● ACTION ITEM
Could you copy exactly the lines from the one containing "What data populates" through the last line of the records below, and nothing else?

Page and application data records
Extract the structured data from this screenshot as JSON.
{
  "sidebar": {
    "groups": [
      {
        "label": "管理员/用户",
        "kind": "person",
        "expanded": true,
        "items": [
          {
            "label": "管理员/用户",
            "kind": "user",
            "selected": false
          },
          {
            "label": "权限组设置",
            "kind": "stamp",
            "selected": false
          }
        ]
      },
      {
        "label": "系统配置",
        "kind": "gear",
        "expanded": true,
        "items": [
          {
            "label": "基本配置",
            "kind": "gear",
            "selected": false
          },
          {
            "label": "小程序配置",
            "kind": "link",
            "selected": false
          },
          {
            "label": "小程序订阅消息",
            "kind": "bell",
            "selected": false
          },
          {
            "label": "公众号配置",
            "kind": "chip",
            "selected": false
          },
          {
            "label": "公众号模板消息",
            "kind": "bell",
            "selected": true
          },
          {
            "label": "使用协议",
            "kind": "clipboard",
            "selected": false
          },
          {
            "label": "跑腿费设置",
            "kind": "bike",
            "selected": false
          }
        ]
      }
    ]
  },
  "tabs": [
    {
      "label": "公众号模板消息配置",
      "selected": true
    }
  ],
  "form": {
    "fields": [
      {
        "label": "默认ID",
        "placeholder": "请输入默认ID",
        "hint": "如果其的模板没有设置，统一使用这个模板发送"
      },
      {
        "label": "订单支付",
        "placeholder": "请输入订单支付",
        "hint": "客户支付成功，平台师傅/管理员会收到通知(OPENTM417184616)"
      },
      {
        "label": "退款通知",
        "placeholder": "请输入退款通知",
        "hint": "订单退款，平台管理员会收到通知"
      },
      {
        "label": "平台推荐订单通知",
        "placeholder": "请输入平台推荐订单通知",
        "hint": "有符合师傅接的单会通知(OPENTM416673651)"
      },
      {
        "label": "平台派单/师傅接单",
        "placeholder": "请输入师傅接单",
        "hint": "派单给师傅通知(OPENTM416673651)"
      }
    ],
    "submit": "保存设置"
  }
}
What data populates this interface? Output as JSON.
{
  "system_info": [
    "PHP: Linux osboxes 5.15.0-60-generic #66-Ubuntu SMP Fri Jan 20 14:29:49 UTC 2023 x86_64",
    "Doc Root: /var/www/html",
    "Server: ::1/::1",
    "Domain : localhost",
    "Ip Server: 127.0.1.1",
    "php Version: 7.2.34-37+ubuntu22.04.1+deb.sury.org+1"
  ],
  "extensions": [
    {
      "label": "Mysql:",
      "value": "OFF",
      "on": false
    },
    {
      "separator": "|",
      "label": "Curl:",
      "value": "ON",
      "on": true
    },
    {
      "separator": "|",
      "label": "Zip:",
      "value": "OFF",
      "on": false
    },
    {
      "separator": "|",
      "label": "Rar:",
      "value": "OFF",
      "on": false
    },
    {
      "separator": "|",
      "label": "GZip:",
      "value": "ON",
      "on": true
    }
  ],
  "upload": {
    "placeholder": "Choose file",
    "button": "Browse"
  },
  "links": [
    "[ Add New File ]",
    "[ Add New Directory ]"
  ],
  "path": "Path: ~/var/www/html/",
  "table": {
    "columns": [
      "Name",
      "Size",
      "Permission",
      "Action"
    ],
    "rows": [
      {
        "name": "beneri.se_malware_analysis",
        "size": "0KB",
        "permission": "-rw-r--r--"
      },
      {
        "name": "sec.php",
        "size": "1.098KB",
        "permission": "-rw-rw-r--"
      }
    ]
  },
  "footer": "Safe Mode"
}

● WRITTEN RESPONSE
What data populates this interface? Output as JSON.
{
  "system_info": [
    "PHP: Linux osboxes 5.15.0-60-generic #66-Ubuntu SMP Fri Jan 20 14:29:49 UTC 2023 x86_64",
    "Doc Root: /var/www/html",
    "Server: ::1/::1",
    "Domain : localhost",
    "Ip Server: 127.0.1.1",
    "php Version: 7.2.34-37+ubuntu22.04.1+deb.sury.org+1"
  ],
  "extensions": [
    {
      "label": "Mysql:",
      "value": "OFF",
      "on": false
    },
    {
      "separator": "|",
      "label": "Curl:",
      "value": "ON",
      "on": true
    },
    {
      "separator": "|",
      "label": "Zip:",
      "value": "OFF",
      "on": false
    },
    {
      "separator": "|",
      "label": "Rar:",
      "value": "OFF",
      "on": false
    },
    {
      "separator": "|",
      "label": "GZip:",
      "value": "ON",
      "on": true
    }
  ],
  "upload": {
    "placeholder": "Choose file",
    "button": "Browse"
  },
  "links": [
    "[ Add New File ]",
    "[ Add New Directory ]"
  ],
  "path": "Path: ~/var/www/html/",
  "table": {
    "columns": [
      "Name",
      "Size",
      "Permission",
      "Action"
    ],
    "rows": [
      {
        "name": "beneri.se_malware_analysis",
        "size": "0KB",
        "permission": "-rw-r--r--"
      },
      {
        "name": "sec.php",
        "size": "1.098KB",
        "permission": "-rw-rw-r--"
      }
    ]
  },
  "footer": "Safe Mode"
}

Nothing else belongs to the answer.